Essential IT Security Checklist for Small Businesses
Recent data shows that nearly60% of SMBs close operations within six months following a cyberattack. The worrying part is that most cyber-attacks and data breaches continue to happen as a result of human error. This is why your organization’s password policy should be uncompromising, and the first step to maintaining a strong password policy is to use a password manager. A good rule of thumb is that your passwords should be at least 15 characters long and contain upper case characters, lower case characters, numbers, and symbols. It’s also important to practice proper password hygiene by not reusing passwords across multiple accounts, changing your passwords frequently, and never writing down your passwords. For more information on best password hygiene, please refer to Managed IT Services Virginia.
Keep Your Wi-Fi Protected

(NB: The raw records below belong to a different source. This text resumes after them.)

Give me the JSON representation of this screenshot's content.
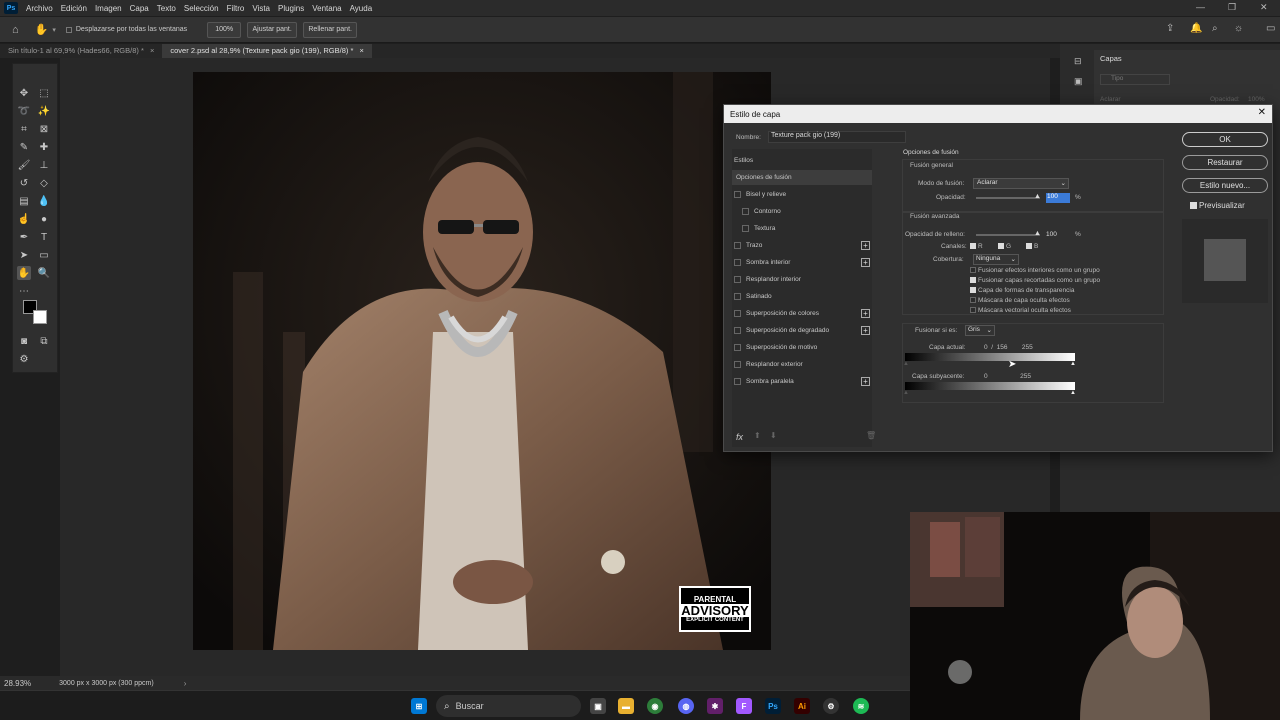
{
  "menubar": {
    "app_icon": "Ps",
    "items": [
      "Archivo",
      "Edición",
      "Imagen",
      "Capa",
      "Texto",
      "Selección",
      "Filtro",
      "Vista",
      "Plugins",
      "Ventana",
      "Ayuda"
    ]
  },
  "optionsbar": {
    "scroll_all_label": "Desplazarse por todas las ventanas",
    "zoom_100": "100%",
    "fit_screen": "Ajustar pant.",
    "fill_screen": "Rellenar pant."
  },
  "tabs": [
    {
      "label": "Sin título-1 al 69,9% (Hades66, RGB/8) *",
      "close": "×"
    },
    {
      "label": "cover 2.psd al 28,9% (Texture pack gio (199), RGB/8) *",
      "close": "×"
    }
  ],
  "artwork": {
    "advisory_line1": "PARENTAL",
    "advisory_line2": "ADVISORY",
    "advisory_line3": "EXPLICIT CONTENT"
  },
  "status": {
    "zoom": "28.93%",
    "doc_info": "3000 px x 3000 px (300 ppcm)"
  },
  "layers_panel": {
    "title": "Capas",
    "search_placeholder": "Tipo",
    "blend": "Aclarar",
    "opacity_label": "Opacidad:",
    "opacity_value": "100%"
  },
  "dialog": {
    "title": "Estilo de capa",
    "name_label": "Nombre:",
    "name_value": "Texture pack gio (199)",
    "styles_header": "Estilos",
    "styles": [
      {
        "label": "Opciones de fusión",
        "checkbox": false,
        "plus": false,
        "selected": true
      },
      {
        "label": "Bisel y relieve",
        "checkbox": true,
        "plus": false
      },
      {
        "label": "Contorno",
        "checkbox": true,
        "plus": false,
        "indent": true
      },
      {
        "label": "Textura",
        "checkbox": true,
        "plus": false,
        "indent": true
      },
      {
        "label": "Trazo",
        "checkbox": true,
        "plus": true
      },
      {
        "label": "Sombra interior",
        "checkbox": true,
        "plus": true
      },
      {
        "label": "Resplandor interior",
        "checkbox": true,
        "plus": false
      },
      {
        "label": "Satinado",
        "checkbox": true,
        "plus": false
      },
      {
        "label": "Superposición de colores",
        "checkbox": true,
        "plus": true
      },
      {
        "label": "Superposición de degradado",
        "checkbox": true,
        "plus": true
      },
      {
        "label": "Superposición de motivo",
        "checkbox": true,
        "plus": false
      },
      {
        "label": "Resplandor exterior",
        "checkbox": true,
        "plus": false
      },
      {
        "label": "Sombra paralela",
        "checkbox": true,
        "plus": true
      }
    ],
    "fx_label": "fx",
    "blend_options": {
      "section": "Opciones de fusión",
      "general": "Fusión general",
      "mode_label": "Modo de fusión:",
      "mode_value": "Aclarar",
      "opacity_label": "Opacidad:",
      "opacity_value": "100",
      "percent": "%",
      "advanced": "Fusión avanzada",
      "fill_opacity_label": "Opacidad de relleno:",
      "fill_opacity_value": "100",
      "channels_label": "Canales:",
      "channels": [
        "R",
        "G",
        "B"
      ],
      "knockout_label": "Cobertura:",
      "knockout_value": "Ninguna",
      "options": [
        {
          "label": "Fusionar efectos interiores como un grupo",
          "checked": false
        },
        {
          "label": "Fusionar capas recortadas como un grupo",
          "checked": true
        },
        {
          "label": "Capa de formas de transparencia",
          "checked": true
        },
        {
          "label": "Máscara de capa oculta efectos",
          "checked": false
        },
        {
          "label": "Máscara vectorial oculta efectos",
          "checked": false
        }
      ],
      "blend_if_label": "Fusionar si es:",
      "blend_if_value": "Gris",
      "this_layer_label": "Capa actual:",
      "this_layer_values": "0  /  156        255",
      "underlying_label": "Capa subyacente:",
      "underlying_values": "0                  255"
    },
    "buttons": {
      "ok": "OK",
      "reset": "Restaurar",
      "new_style": "Estilo nuevo...",
      "preview": "Previsualizar"
    }
  },
  "taskbar": {
    "search_label": "Buscar"
  }
}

Wi-Fi is a critical part of your business, whether you use it to get work done or to connect with customers and prospects. It’s also one of the most vulnerable parts of your network, so it’s important that you take steps to protect it.
Here are some tips for securing Wi-Fi:
- Use strong passwords for each device on your network.
- Install a firewall on each device.
- Enable VPN access for all employees and contractors who will be using the wireless network.
- Use a wireless access point (WAP) that supports 802.11i security standards.
- Use a router that supports 802.11i security standards (if necessary).
Secure and Test Your Backups
Backups are an important part of your data protection plan. They’re a lifesaver if you accidentally delete something or suffer a hardware failure, and they’ll help you recover from ransomware infections faster. You can make sure backups are working by testing them on a regular basis. You should also have multiple copies of each file stored in different locations, such as on the cloud or on an external hard drive. Backup software varies from program to program. Some offer automated backups that run every night after hours when the computers aren’t being used; others allow you to create manual backups. Most backup tools make it easy to encrypt files before saving them so that no one can access them without permission.
Train Employees Rigorously
Make sure your employees know what to do in the case of a security breach, data breach or phishing attack. This can be done through an in-house general training session or by sending out an email with information on how to spot them. Additionally, your IT staff should review any new policies that are put into place to ensure they’re being followed and understood by all employees.
Update Security Policies
Verizon’s recent report on data breaches showed that 43% of cyberattacks are squarely aimed at small businesses.If you work for a small business, it’s important to keep your security policies up to date. A lot of the time, businesses don’t realize that they need to update their security policies regularly until they’ve been hacked or are the victim of some other cyberattack.
- Make sure you’re always up-to-date with the latest security protocols.
- Update your security policies regularly. In order to do this effectively, make sure that everyone who works for your company is aware of them (and understands them) so that there aren’t any gaps in coverage if someone leaves or changes roles within the organization.
Update and Review BYOD Policies BYOD policies are an important part of your security strategy, as they can help you maintain control over the devices that connect to your network. Reviewing BYOD polices regularly and thoroughly with all parties involved can help keep your business safe from cyber threats.
- Regularly review BYOD policies with employees. Have them sign off on their understanding of the policy and its requirements for them to bring personal devices into the workplace, such as:
- How their device will be used (for example, for work-related activities only)
- What types of data may be stored on the device (such as company emails or confidential information), and how much time is spent using it during work hours.
- Regularly review BYOD policies with management.
Conduct A Risk Assessment When it comes to security, the only thing that matters isthe risk—that is, how likely something bad will happen. A risk assessment (often conducted by a reliable third-party service provider like IT Support) is an examination of your business’s current situation in order to determine its level of vulnerability and what measures need to be taken in order to minimize that risk. Risk assessments have several benefits:
- They can help you prioritize resources when implementing or updating a security system
- They establish a baseline for future updates as necessary
- They give you an idea of where you stand in terms of vulnerability so that you know if anything new has been added during your assessment
Enable two-factor authentication Two-factor authentication is a security measure for logging in to your account that requires more than just your username and password. Two-factor authentication is when you have two different pieces of information—a second factor—to identify yourself when signing into an account. In this scenario, you log into your email or other accounts with both something you know (your username/password) and something new (a six-digit code generated by one of these apps) before being able to access the site from another device or location.
It’s one of the best ways to keep hackers out, especially if you work in an industry where sensitive information needs to be protected. Many companies use two-factor authentication because it makes hacking accounts much more difficult for cybercriminals, who would need both credentials as well as physical access to that person’s smartphone or tablet in order for them to gain access through this method alone. You’ll need a special app like Google Authenticator or Authy to enable it on your device.
Post courtesy: Systems Solutions, IT Support Provider in Clarksville & Evansville